__DATA SHOWN__:
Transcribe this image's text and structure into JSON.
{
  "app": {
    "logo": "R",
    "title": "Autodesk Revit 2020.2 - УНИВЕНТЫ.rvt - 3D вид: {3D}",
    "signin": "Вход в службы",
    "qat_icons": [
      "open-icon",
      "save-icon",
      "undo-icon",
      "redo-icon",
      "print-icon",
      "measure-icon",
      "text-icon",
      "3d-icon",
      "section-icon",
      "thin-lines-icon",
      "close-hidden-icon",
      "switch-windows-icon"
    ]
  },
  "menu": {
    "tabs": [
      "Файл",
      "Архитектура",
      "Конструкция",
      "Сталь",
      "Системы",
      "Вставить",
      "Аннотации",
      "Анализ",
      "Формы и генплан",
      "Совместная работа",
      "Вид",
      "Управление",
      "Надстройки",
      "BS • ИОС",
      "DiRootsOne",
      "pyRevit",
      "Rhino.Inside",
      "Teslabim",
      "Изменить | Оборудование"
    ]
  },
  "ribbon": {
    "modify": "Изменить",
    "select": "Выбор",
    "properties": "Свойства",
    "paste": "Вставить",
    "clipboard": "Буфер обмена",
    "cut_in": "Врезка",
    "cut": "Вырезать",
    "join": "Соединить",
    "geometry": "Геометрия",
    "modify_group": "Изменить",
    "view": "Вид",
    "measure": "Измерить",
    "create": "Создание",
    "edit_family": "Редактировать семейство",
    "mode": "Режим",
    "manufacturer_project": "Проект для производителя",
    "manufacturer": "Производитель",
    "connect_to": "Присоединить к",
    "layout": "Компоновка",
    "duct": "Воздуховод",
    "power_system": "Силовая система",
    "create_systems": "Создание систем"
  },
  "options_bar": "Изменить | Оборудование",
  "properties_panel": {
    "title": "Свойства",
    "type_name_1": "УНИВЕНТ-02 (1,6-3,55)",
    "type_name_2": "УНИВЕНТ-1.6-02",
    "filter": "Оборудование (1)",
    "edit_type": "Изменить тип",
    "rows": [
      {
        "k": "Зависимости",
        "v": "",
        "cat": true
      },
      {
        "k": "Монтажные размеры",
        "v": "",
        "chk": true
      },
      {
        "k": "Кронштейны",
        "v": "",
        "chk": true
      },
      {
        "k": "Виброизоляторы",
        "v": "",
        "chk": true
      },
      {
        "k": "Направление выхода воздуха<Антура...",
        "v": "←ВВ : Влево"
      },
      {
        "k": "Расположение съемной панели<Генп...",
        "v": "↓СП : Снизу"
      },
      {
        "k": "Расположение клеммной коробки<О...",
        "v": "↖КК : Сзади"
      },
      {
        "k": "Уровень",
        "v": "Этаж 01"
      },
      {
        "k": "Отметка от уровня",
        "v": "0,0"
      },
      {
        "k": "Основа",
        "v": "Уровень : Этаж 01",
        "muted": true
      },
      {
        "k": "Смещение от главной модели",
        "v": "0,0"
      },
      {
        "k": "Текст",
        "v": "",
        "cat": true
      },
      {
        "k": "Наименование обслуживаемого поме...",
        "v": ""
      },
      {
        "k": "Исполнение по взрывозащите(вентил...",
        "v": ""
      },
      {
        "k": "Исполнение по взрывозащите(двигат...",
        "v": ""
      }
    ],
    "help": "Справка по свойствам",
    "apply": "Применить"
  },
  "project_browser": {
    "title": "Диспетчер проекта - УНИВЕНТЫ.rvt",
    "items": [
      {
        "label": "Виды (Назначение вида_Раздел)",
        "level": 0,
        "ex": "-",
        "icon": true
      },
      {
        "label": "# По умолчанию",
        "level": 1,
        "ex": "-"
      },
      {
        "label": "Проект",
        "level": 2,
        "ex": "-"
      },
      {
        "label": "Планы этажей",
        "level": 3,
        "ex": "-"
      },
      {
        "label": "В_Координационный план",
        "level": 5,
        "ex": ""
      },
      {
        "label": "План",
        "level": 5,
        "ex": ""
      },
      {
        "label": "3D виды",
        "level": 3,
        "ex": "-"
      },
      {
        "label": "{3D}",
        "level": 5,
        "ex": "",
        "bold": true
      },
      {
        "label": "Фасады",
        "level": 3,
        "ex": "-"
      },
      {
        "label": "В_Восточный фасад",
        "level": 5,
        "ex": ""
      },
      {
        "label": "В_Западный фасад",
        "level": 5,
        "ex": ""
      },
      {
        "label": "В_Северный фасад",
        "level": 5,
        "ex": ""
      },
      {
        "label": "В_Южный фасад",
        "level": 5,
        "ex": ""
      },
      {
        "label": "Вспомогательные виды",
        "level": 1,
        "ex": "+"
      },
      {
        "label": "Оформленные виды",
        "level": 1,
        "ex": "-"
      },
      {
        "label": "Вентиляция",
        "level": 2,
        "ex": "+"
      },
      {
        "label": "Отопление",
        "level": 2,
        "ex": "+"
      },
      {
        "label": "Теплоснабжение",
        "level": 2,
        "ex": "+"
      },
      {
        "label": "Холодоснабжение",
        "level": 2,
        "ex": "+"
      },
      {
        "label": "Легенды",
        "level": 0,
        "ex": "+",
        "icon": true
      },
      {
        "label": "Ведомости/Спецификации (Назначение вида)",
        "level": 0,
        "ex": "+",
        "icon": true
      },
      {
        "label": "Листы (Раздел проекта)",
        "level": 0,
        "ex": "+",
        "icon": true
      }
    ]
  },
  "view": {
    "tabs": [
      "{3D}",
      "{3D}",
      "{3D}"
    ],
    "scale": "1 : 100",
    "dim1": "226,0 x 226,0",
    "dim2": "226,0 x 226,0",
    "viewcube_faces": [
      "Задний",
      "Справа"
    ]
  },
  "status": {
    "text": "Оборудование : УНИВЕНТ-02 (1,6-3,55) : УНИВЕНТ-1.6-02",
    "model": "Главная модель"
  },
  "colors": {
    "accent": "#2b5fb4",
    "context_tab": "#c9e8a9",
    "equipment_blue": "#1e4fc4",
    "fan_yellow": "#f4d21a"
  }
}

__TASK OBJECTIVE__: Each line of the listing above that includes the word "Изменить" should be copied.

__RESPONSE__:
      "Изменить | Оборудование"
    "modify": "Изменить",
    "modify_group": "Изменить",
  "options_bar": "Изменить | Оборудование",
    "edit_type": "Изменить тип",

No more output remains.